DIRECTIONS FOR THIS TASK: Report each line of the data below in which "JSON" appears.
===============
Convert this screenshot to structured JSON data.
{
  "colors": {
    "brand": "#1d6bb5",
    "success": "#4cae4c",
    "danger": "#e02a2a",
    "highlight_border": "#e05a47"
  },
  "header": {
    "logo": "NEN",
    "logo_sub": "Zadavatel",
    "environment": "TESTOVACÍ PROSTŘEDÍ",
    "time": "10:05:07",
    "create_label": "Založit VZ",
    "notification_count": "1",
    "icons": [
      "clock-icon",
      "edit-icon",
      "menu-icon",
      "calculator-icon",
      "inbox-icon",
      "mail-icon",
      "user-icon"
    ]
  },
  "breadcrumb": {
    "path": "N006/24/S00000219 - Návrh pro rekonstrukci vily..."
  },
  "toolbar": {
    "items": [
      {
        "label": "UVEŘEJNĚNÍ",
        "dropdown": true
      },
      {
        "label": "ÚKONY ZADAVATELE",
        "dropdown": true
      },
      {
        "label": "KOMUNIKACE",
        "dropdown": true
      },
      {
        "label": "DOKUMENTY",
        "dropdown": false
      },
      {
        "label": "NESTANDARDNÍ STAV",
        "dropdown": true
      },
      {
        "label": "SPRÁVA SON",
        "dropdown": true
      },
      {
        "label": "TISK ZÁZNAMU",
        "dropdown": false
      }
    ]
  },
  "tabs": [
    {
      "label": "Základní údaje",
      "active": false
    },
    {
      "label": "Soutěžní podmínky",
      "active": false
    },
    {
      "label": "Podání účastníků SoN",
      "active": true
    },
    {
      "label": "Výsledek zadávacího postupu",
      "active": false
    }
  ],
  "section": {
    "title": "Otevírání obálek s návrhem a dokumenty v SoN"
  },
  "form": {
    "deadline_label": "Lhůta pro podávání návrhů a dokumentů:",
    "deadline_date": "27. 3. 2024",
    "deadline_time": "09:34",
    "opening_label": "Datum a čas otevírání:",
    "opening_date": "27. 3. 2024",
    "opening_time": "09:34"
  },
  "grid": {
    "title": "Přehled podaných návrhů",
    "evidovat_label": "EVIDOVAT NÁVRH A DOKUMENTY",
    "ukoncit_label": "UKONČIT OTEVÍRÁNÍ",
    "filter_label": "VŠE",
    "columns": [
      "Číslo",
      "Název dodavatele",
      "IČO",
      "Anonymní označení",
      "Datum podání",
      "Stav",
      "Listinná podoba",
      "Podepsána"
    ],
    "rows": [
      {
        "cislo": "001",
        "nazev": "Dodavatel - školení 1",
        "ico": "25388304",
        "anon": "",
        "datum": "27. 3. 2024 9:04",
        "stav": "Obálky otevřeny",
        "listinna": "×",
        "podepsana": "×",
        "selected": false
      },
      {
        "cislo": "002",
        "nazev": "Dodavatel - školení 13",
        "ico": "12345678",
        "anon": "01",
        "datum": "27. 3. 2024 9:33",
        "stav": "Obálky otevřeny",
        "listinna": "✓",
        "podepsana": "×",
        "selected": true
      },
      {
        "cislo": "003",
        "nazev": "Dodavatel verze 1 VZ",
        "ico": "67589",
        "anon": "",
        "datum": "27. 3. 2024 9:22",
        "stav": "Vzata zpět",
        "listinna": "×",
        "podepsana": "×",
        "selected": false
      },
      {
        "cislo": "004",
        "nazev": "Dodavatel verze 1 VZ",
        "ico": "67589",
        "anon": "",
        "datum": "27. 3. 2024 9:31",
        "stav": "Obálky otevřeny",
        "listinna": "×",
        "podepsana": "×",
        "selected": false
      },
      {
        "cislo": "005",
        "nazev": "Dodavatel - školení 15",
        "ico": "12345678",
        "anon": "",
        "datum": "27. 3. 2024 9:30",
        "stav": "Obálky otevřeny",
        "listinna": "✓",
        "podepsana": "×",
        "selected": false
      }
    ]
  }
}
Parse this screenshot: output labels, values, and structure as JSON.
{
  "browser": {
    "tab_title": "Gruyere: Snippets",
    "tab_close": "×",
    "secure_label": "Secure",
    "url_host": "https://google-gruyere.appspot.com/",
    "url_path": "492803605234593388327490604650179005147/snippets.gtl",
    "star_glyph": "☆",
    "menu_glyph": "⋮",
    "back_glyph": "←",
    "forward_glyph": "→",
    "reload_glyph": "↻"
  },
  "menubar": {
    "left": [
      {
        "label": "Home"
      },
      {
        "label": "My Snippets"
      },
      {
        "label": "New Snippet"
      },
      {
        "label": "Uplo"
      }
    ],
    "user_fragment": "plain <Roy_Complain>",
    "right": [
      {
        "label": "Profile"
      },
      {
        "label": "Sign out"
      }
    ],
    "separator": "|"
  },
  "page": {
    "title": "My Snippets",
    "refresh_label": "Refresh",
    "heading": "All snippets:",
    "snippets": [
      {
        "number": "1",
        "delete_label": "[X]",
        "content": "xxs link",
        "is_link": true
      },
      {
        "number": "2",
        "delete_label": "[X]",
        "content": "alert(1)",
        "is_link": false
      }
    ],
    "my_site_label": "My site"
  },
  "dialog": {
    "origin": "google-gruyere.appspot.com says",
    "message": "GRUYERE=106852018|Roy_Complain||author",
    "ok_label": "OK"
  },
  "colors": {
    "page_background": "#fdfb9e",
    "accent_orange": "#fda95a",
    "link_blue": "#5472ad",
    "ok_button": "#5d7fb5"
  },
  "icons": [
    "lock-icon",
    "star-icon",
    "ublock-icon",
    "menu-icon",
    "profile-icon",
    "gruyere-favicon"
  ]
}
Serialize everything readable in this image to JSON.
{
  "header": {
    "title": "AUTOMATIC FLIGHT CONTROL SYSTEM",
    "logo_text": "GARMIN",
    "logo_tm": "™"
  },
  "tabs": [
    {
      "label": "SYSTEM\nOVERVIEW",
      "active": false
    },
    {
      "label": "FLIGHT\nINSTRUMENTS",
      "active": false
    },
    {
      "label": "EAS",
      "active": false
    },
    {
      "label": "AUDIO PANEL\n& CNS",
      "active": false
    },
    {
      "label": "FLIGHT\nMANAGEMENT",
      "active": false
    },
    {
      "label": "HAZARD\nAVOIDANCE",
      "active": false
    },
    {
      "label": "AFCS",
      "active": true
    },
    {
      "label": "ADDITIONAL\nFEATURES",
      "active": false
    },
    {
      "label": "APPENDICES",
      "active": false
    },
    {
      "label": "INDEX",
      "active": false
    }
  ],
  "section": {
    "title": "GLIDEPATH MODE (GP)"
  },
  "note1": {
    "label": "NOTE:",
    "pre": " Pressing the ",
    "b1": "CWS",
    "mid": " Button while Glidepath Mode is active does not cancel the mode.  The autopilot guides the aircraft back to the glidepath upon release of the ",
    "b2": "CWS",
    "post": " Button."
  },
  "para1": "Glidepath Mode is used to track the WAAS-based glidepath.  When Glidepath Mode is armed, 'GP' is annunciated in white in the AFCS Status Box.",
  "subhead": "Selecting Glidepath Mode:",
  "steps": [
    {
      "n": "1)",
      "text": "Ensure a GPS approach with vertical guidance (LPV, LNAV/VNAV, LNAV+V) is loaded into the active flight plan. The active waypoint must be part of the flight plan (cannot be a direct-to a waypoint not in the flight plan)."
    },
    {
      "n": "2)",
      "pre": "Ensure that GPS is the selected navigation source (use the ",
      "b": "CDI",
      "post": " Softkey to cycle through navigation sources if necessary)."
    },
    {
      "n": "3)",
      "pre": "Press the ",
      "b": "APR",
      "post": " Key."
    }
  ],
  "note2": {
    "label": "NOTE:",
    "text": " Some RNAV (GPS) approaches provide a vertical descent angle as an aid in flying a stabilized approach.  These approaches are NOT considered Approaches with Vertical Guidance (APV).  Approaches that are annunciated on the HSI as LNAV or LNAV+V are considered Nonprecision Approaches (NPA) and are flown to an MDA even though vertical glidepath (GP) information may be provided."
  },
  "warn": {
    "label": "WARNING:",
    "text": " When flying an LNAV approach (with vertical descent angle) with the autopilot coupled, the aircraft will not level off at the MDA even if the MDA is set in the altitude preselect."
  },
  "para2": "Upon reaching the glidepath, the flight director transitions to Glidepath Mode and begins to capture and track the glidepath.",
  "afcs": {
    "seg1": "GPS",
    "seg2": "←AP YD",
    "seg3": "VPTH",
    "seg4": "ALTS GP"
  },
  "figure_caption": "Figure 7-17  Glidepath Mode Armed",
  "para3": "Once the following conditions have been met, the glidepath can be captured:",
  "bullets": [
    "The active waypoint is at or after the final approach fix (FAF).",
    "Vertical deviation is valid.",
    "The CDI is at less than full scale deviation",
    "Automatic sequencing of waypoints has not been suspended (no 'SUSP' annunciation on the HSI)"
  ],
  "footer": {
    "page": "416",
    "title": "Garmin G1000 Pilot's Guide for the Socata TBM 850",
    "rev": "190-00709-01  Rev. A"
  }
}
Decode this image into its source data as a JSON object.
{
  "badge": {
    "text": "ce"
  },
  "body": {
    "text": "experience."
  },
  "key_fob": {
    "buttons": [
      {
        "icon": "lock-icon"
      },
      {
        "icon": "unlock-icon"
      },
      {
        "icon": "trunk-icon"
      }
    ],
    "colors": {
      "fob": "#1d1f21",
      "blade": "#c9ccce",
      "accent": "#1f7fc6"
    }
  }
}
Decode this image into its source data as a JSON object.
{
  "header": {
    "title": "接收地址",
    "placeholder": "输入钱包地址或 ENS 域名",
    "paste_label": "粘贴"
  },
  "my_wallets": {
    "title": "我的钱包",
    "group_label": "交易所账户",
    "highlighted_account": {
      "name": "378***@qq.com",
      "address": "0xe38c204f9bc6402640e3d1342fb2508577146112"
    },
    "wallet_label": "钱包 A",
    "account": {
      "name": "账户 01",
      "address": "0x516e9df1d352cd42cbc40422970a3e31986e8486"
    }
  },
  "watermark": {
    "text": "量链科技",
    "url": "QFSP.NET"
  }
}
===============
TASK OUTPUT:
Convert this screenshot to structured JSON data.
Parse this screenshot: output labels, values, and structure as JSON.
Serialize everything readable in this image to JSON.
Decode this image into its source data as a JSON object.
Decode this image into its source data as a JSON object.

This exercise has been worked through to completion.